So let’s hit the off-the-field issues. Williams was arrested in September of 2016 for carrying a pistol without a permit and for a bag of marijuana. It’s also been rumored that Williams failed multiple drug tests while playing for Alabama. In fact, he’s been compared closely to Randy Gregory.

Those rumors can’t be verified, but they are following him around.

The other issue around Williams, and it is on the field, is that he never really broke into the starting lineup at Alabama and that he’s not really a full player. He doesn’t play the run well, he’s not a master of technique, he basically is just a super quick player with great athleticism who can get after the passer but plays a limited number of snaps.

Will that translate to the NFL, can he learn the skills he needs to become a well-rounded player? Can he stay out of trouble and on the field? Sounds like a lot of issues. But then there’s the other side.

Here’s Daniel Jeremiah:

What I liked: Williams has all of the tools to be a top-tier pass rusher. He is extremely explosive. His first-step quickness is outstanding and he has very violent hands. He lacks polish and technique but he wins a lot of one-on-one battles because of his pure athleticism and raw power. His favorite move is a stutter/bull rush but he also has a nifty spin move that he uses late in the down after his first charge has been stopped. He is very effective when he's used as a looper, working together with the defensive tackle to get after the QB. His snaps are limited and that allows him to play with maximum effort every play.

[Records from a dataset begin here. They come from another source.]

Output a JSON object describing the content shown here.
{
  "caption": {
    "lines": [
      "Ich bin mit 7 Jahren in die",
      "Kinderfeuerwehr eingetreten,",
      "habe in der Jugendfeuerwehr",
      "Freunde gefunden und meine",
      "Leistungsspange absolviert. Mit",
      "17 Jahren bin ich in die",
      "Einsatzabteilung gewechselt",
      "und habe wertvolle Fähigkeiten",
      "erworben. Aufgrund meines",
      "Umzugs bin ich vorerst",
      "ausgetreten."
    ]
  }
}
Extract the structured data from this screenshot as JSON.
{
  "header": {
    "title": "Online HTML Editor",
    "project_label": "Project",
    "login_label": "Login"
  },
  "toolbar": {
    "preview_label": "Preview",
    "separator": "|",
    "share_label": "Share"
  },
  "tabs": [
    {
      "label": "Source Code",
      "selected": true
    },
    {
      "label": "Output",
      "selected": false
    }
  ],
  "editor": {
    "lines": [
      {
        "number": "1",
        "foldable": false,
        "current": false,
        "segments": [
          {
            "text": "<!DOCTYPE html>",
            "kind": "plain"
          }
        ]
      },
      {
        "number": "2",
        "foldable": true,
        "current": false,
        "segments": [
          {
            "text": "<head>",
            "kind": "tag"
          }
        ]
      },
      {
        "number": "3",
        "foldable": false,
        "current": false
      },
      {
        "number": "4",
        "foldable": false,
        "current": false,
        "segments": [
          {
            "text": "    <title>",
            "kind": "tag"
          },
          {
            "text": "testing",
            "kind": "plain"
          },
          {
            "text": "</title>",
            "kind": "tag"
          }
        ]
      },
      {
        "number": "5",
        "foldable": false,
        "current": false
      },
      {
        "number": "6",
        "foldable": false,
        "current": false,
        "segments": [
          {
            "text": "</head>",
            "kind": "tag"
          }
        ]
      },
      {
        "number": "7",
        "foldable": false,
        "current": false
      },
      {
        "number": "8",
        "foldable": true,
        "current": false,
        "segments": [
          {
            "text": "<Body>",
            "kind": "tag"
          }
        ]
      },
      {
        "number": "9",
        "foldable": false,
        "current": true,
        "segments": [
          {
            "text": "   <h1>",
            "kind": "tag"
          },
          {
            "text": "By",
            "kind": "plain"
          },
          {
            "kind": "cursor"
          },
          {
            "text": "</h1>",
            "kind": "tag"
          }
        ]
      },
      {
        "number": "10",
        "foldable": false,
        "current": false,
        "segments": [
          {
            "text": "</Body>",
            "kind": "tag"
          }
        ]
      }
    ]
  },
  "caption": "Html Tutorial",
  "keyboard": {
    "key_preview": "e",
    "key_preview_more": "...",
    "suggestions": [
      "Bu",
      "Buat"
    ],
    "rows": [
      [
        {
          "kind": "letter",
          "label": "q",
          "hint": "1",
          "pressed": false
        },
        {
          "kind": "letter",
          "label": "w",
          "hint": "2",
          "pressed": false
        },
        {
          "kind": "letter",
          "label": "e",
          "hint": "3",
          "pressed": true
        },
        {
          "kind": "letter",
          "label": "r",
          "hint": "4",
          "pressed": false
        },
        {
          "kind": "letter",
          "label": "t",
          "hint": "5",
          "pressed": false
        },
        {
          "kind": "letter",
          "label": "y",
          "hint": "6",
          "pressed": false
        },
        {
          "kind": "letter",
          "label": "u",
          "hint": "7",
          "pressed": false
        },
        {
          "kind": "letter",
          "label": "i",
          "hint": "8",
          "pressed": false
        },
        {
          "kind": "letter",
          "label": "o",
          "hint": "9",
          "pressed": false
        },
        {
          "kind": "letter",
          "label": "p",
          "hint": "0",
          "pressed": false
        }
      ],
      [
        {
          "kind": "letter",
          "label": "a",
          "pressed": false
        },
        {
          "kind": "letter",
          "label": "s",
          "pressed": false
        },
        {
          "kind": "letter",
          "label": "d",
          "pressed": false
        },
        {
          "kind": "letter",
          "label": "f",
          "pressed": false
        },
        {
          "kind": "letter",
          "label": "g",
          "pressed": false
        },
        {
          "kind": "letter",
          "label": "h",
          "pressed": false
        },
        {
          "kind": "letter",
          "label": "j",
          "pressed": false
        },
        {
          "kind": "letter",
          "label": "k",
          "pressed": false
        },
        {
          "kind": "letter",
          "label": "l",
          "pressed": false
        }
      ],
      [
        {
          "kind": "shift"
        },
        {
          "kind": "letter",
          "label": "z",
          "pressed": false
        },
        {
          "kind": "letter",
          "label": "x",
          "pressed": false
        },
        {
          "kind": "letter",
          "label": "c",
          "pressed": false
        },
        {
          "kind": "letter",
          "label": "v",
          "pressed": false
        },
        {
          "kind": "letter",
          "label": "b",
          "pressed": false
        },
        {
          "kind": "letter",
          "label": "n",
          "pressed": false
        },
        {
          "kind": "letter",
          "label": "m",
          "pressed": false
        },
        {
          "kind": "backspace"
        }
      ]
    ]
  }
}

Here’s NFL.com

Rockets out of stance like a track sprinter, but with shoulder pads on. True edge bending ability as a rusher. Pass-rush approach is more sophisticated than he is given credit for. Can win outside or inside making every rush a potential two-way go. Shows good feel for the pass-rush arc and understands when to attack the corner. Able to dip shoulder and pivot under and around an offensive tackle and into the quarterback.

Here’s CBS Sports:

STRENGTHS: In terms of pure explosiveness off the edge, Williams has few (if any) peers in college football. Giving up over 50 pounds to virtually every offensive linemen he faces, Williams is reliant on his initial burst off the ball. Fortunately (at least for him and the Tide), Williams excels here, showing the quick twitch and snap anticipation to easily cross the face of would-be blockers. Williams isn't just quick, he's flexible, dipping under the reach of tackles to turn the corner and closing quickly. Williams is also surprisingly powerful, generating good push on simple bull rushes because he keeps his pad level down and has excellent leg drive, as evidenced by his 555 pound squat. Williams has developed into a professional pass rusher, incorporating active, powerful hands and a deadly spin move back inside to complement his speed rush.

Without the baggage, we might not even be talking about him being available in the late first round. But the Cowboys have been burned recently, will they go back and touch the hot stove again?

Would you take Tim Williams with the 28th pick?